Reticuloendothelial cells (Kupffer/macrophages)
Water soluble nutrients go to the ____ where ____% gets stored there for further processing
In portal system, fats are absorbed into the ____ which goes to the:
Thoracic duct (bypasses the liver)
As motility and absorption increase in the gut, so does:
Blood flow in the microcirculation of the villus
What are vasodilator substances from the mucosa
Vasoactive intestinal peptide
Mechanism of microcirculation in the gut
Vasodilator substances from mucosa
Kinin vasodilators (bradykinin) from intestinal glands also vasodilator
O2 lack leading to vasodilation
Parasympathetic- increased glandular activity therefore increased blood flow by autoregulation
Sympathetic- causes vasoconstriction
Sympathetic vasoconstriction can be over ridden by _____.
Autoregulation (autogregulation escape)
Constriction is important during when
Or in circulatory shock to shunt blood to general circulation
Incisors are for _____ and provide ___ lbs of pressure
Molars are for ____, and have up to ____ lbs pressure
Muscles of mastication are innervated by what?
CN V3 (Trigeminal)
Muscles of mastication
Medial and lateral pterygoids
What forms the Dental arcades?
Alveolar processes of the maxillae and mandible
Describe the chewing reflex
Bolus causes pressure
Relaxes muscles to open jaw
Pressure is released
Stretch of muscles
Importance of mastication
To break down food for ease of swallowing
To mix food with saliva
Breaks down cellulose to release nutrients in plant based foods
3 stages of deglutition
1- voluntary stage
2- Pharyngeal stage
3- esophageal stage
voluntary stage of deglutition
Tongue pushes food against palate and squeezes food towards oropharynx
What triggers the brain stem mediated reflexes to the pharyngeal muscles
Tonsilar pillars (have swallowing receptors)
What happens in the pharyngeal stage
The palate raises to close pose nares
Palatopharyngeal folds narrow to only allow smaller particles to pass into pharynx
Vocal cords approximate and larynx pulled upward to meet epiglottis to cover larynx
Laryngeal elevation also opens upper esophageal sphincter (normally closed to prevent ingestion of air)
Pharyngeal constrictor muscles propel food by peristalsis into esophagus
What happens in the esphageal stage
Primary peristalsis of the esophageal stage
Continuation of pharyngeal peristalsis
Extends from pharynx to stomach
Lasts 8-10 seconds, gravity aids process
2ndary peristalsis in the esophageal stage
Food that fails to descend distends the esophagus initiating enteric NS mediated waves of peristalsis
(This is what kicks in when you feel like you’re choking.
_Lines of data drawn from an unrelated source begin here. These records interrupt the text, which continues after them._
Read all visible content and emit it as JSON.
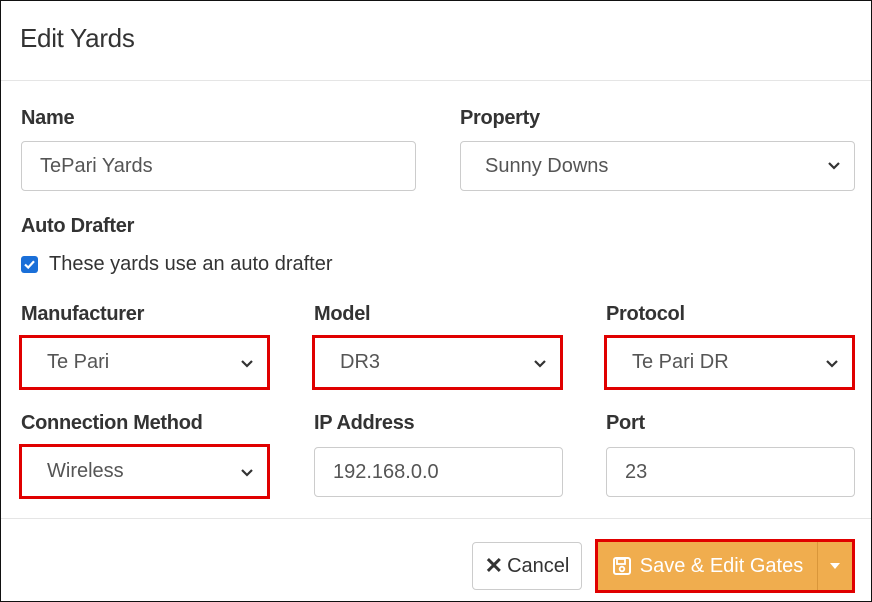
{
  "modal": {
    "title": "Edit Yards"
  },
  "form": {
    "name": {
      "label": "Name",
      "value": "TePari Yards"
    },
    "property": {
      "label": "Property",
      "value": "Sunny Downs"
    },
    "auto_drafter": {
      "label": "Auto Drafter",
      "checkbox_label": "These yards use an auto drafter",
      "checked": true
    },
    "manufacturer": {
      "label": "Manufacturer",
      "value": "Te Pari"
    },
    "model": {
      "label": "Model",
      "value": "DR3"
    },
    "protocol": {
      "label": "Protocol",
      "value": "Te Pari DR"
    },
    "connection_method": {
      "label": "Connection Method",
      "value": "Wireless"
    },
    "ip_address": {
      "label": "IP Address",
      "value": "192.168.0.0"
    },
    "port": {
      "label": "Port",
      "value": "23"
    }
  },
  "footer": {
    "cancel_label": "Cancel",
    "save_label": "Save & Edit Gates"
  },
  "colors": {
    "highlight": "#e00000",
    "save_button": "#f0ad4e",
    "checkbox": "#1a6fd8"
  }
}
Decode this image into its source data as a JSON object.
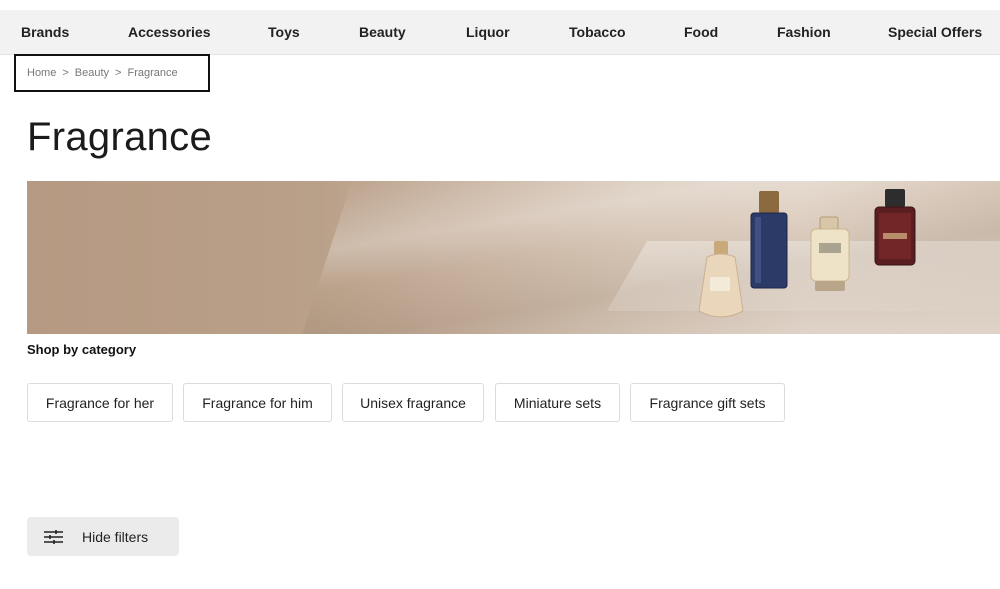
{
  "nav": {
    "items": [
      {
        "label": "Brands"
      },
      {
        "label": "Accessories"
      },
      {
        "label": "Toys"
      },
      {
        "label": "Beauty"
      },
      {
        "label": "Liquor"
      },
      {
        "label": "Tobacco"
      },
      {
        "label": "Food"
      },
      {
        "label": "Fashion"
      },
      {
        "label": "Special Offers"
      }
    ]
  },
  "breadcrumb": {
    "items": [
      "Home",
      "Beauty",
      "Fragrance"
    ],
    "separator": ">"
  },
  "page": {
    "title": "Fragrance"
  },
  "banner": {
    "colors": {
      "base": "#b69982",
      "highlight": "#e0d2c5"
    }
  },
  "categories": {
    "heading": "Shop by category",
    "chips": [
      {
        "label": "Fragrance for her"
      },
      {
        "label": "Fragrance for him"
      },
      {
        "label": "Unisex fragrance"
      },
      {
        "label": "Miniature sets"
      },
      {
        "label": "Fragrance gift sets"
      }
    ]
  },
  "filters": {
    "toggle_label": "Hide filters",
    "icon": "sliders-icon"
  }
}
It failed to go down the normal way so body kicks in)
Receptive relaxation in esophageal stage
Lower esophageal sphincter and stomach relaxes
Sensory innervation for swallowing
CN V and IX
Swallowing center is located where?
In the brainstem
Efferent innervation for swallowing
Mostly via CN X
The pharynx and upper 1/3 of the esophagus is ___ muscle.
The lower 2/3 is: